*** Records for the exercise ***

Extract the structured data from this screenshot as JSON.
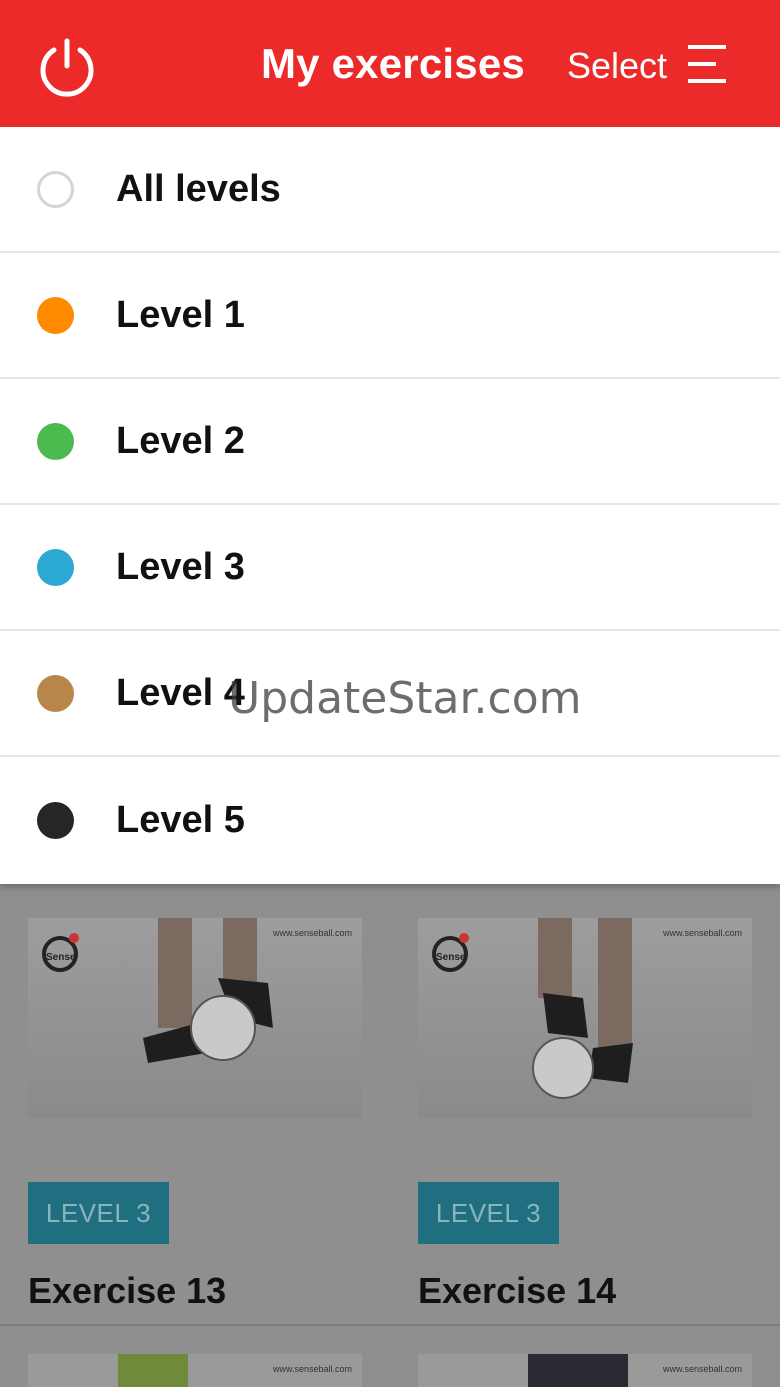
{
  "header": {
    "title": "My exercises",
    "select_label": "Select",
    "background_color": "#ec2a2a"
  },
  "levels": [
    {
      "label": "All levels",
      "color": "#ffffff",
      "selected": false
    },
    {
      "label": "Level 1",
      "color": "#ff8a00"
    },
    {
      "label": "Level 2",
      "color": "#4cbb4f"
    },
    {
      "label": "Level 3",
      "color": "#29a9d3"
    },
    {
      "label": "Level 4",
      "color": "#b8864a"
    },
    {
      "label": "Level 5",
      "color": "#262626"
    }
  ],
  "exercises": [
    {
      "badge": "LEVEL 3",
      "title": "Exercise 13",
      "site": "www.senseball.com"
    },
    {
      "badge": "LEVEL 3",
      "title": "Exercise 14",
      "site": "www.senseball.com"
    }
  ],
  "more_thumbs": [
    {
      "site": "www.senseball.com"
    },
    {
      "site": "www.senseball.com"
    }
  ],
  "watermark": "UpdateStar.com",
  "icons": {
    "power": "power-icon",
    "menu": "hamburger-menu-icon"
  }
}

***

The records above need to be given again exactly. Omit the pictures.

■ Solution for this problem:
Extract the structured data from this screenshot as JSON.
{
  "header": {
    "title": "My exercises",
    "select_label": "Select",
    "background_color": "#ec2a2a"
  },
  "levels": [
    {
      "label": "All levels",
      "color": "#ffffff",
      "selected": false
    },
    {
      "label": "Level 1",
      "color": "#ff8a00"
    },
    {
      "label": "Level 2",
      "color": "#4cbb4f"
    },
    {
      "label": "Level 3",
      "color": "#29a9d3"
    },
    {
      "label": "Level 4",
      "color": "#b8864a"
    },
    {
      "label": "Level 5",
      "color": "#262626"
    }
  ],
  "exercises": [
    {
      "badge": "LEVEL 3",
      "title": "Exercise 13",
      "site": "www.senseball.com"
    },
    {
      "badge": "LEVEL 3",
      "title": "Exercise 14",
      "site": "www.senseball.com"
    }
  ],
  "more_thumbs": [
    {
      "site": "www.senseball.com"
    },
    {
      "site": "www.senseball.com"
    }
  ],
  "watermark": "UpdateStar.com",
  "icons": {
    "power": "power-icon",
    "menu": "hamburger-menu-icon"
  }
}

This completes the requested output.